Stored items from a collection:
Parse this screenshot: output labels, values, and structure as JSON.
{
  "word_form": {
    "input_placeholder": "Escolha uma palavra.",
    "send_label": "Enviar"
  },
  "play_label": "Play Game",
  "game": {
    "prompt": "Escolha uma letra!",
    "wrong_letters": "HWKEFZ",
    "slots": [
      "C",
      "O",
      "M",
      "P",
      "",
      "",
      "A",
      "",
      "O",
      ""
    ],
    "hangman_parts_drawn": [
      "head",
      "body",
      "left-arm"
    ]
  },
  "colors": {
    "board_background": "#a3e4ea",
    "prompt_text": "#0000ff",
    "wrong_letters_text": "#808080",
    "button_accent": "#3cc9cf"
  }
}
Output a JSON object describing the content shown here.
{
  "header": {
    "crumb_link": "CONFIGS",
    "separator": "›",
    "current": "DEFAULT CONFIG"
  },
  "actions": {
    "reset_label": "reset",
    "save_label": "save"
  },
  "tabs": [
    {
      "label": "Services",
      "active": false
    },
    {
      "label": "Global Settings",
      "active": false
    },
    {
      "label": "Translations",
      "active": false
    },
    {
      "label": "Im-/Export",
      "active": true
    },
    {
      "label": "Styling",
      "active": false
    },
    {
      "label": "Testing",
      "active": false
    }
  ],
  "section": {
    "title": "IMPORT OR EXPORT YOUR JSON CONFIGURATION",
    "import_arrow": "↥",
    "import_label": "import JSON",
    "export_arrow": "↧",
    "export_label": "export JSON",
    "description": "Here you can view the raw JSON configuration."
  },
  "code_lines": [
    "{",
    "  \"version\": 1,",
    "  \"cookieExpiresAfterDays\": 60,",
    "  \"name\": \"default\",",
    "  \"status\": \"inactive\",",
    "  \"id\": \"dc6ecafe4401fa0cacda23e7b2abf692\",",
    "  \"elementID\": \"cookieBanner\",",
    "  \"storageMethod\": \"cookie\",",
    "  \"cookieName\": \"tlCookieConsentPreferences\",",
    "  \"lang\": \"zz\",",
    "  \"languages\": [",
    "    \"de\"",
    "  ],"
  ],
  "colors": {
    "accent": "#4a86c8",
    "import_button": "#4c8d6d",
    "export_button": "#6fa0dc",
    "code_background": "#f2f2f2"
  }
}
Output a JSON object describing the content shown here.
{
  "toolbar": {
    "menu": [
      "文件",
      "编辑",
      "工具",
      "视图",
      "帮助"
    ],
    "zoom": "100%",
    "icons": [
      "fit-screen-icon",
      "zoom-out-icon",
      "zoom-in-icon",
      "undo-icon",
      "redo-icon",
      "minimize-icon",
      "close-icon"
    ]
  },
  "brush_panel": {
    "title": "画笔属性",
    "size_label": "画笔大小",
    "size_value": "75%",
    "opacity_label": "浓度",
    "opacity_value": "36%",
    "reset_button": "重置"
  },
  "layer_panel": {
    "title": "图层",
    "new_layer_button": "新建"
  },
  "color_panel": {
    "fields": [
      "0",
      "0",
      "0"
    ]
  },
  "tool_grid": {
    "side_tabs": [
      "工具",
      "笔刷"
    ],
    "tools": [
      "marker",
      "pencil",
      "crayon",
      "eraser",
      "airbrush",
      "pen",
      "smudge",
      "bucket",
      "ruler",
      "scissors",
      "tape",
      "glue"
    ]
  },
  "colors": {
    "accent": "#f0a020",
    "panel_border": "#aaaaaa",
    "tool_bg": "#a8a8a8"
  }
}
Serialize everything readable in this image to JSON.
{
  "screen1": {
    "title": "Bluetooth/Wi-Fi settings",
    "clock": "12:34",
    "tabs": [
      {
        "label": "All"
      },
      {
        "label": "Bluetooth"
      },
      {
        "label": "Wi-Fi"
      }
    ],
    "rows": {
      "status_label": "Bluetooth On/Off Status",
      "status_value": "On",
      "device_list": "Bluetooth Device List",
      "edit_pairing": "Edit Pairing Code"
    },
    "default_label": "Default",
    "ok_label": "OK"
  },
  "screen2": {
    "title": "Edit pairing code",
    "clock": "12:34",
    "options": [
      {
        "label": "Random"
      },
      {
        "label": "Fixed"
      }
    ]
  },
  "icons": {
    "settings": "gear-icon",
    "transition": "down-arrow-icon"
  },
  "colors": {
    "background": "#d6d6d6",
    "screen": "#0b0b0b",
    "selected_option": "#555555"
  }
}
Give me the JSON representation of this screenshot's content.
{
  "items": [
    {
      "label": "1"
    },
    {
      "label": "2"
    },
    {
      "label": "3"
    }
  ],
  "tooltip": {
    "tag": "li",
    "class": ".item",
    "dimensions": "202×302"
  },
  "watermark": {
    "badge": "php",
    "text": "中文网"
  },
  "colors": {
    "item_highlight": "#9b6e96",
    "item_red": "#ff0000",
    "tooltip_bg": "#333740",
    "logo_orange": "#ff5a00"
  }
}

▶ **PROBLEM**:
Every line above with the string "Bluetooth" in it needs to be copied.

▶ **OUTPUT OF THE TASK**:
    "title": "Bluetooth/Wi-Fi settings",
        "label": "Bluetooth"
      "status_label": "Bluetooth On/Off Status",
      "device_list": "Bluetooth Device List",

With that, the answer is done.